Jesus would have been speaking in Hebrew or Aramaic. Notice that in both, the word for son - ‘ben’- sounds like the word for stone – ‘eben’. With this pun Jesus identifies the Son of God with the Cornerstone, which will break and crush anyone on whom it falls.

Jesus is unmistakably telling the chief priests and the elders to their faces that their behaviour is unacceptable to God and that their place as leaders will be given to others – just as Isaiah had to their predecessors. And Jesus has tricked them into pronouncing their own sentence! No wonder they want to arrest him and shut him up…

Over the centuries many Christians have seen this parable as a story about Christianity supplanting Judaism.

In this story, the vineyard’s owner is God. The tenants are the Jewish people. The vineyard owner’s slaves are the prophets sent by God and so often rejected and killed. The Son who came last is none other than Jesus himself, whom the Jews kill. So God will rightly reject the Jews - all of them - and choose another people, Christians, the followers of Jesus. The Jews will be broken and crushed by Christ, the Cornerstone. It is a vivid story of the ultimate doom of the Jewish people. But it is a false and very dangerous interpretation.

This story is false because Jesus - a Jew himself - focusses his criticism on the Jewish leaders in the Jerusalem of his own time, not on the Jewish people. In fact, the Jewish people’s belief that Jesus was a prophet prevented the leaders from arresting him there and then. The Jewish leaders will indeed be broken and crushed, and the Temple destroyed, a generation later, not by Christians, but by the might of pagan Rome when they rise up in revolt. The Jewish people will survive as a diaspora. As the Acts of the Apostles tells us, though the earliest church was a Jewish church, it soon received gentiles into membership through the insights of St Peter and St Paul – both themselves Jews. It is this mixed Jewish and gentile church that Matthew was writing for.
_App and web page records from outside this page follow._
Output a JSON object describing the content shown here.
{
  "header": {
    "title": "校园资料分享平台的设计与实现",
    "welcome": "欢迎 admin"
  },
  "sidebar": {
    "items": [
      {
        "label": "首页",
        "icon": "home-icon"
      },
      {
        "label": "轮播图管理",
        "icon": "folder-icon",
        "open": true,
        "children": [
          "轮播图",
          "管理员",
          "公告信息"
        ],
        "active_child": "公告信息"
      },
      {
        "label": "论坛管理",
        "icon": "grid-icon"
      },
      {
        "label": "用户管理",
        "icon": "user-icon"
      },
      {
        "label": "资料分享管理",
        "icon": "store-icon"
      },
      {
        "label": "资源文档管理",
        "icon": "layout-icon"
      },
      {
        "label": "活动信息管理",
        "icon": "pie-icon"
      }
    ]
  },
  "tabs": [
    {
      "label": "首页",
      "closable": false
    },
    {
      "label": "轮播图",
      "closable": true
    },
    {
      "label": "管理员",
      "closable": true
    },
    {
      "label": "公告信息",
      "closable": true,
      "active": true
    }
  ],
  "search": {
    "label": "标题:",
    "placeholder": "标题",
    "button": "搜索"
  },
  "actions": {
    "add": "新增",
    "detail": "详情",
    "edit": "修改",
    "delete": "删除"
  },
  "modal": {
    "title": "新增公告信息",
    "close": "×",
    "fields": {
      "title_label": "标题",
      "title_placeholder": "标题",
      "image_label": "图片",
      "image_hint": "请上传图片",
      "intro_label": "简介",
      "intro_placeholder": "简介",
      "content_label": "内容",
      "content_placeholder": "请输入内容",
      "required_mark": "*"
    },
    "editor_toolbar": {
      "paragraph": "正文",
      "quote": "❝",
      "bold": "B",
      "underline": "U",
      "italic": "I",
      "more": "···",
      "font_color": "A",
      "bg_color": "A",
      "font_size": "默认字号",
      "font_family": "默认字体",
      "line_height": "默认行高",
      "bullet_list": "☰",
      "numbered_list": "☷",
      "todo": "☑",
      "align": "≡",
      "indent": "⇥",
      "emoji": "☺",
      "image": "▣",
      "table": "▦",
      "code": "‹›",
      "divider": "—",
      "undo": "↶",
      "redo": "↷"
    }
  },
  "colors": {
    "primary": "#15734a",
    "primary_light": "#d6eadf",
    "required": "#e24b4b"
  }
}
This story is dangerous because over nearly 2 millennia it has been used to justify Christian persecution of the Jews, culminating in the Shoah, the Nazi genocide of European Jews. By their fruits you shall know them, says Jesus of false prophets. And the fruits of those who speak like this is the murder of millions of men and women each made in the image of God. It is an evil blasphemy!

It is better, surely, to reflect on what Jesus’s parable tells us about the nature of God.

It tells us of God’s generosity. The owner provided the tenants with all they could wish for in a productive vineyard. In the same way, God by his grace has given us this wonderful living planet to tend and care for.

It tells us about God’s trust in us as human beings. The owner of the vineyard did not supervise his tenants like a slave driver. He went away and left them with their task. In the same way God entrusts us with his work, and he gives us the freedom to do it however we think best.

It tells us of God’s patience and mercy. The owner did not respond with sudden vengeance when his first messengers are attacked, he sent others. He gave the tenants every chance to respond, even sending his son and heir. In the same way God bears with all our sinning and will forgive us, if we will only repent. We Christians are assured of this by Jesus, God’s only Son, the corner stone once rejected by the builders.

It tells us of God’s judgement. When the tenants carried out their deliberate policy of rebellion and disobedience, God eventually took the vineyard away and gave it to others. In the same way if we continue to refuse God’s forgiveness and fail to repent, we become useless to God. In the end God’s stern judgement on us will be to give the job he made for us to someone else, and we will die of shame. Perish the thought!

I shall finish in prayer with a Collect of the Word:

Almighty God,
your Son Jesus was the stone rejected by the builders,
and, by your doing, he has been made the chief cornerstone:
grant that, by the power of his Spirit working in us,
we may become living stones built up into your dwelling place,
a temple holy and acceptable to you;
through Jesus Christ, our Lord,
who lives and reigns with you in the unity of the Holy Spirit. Amen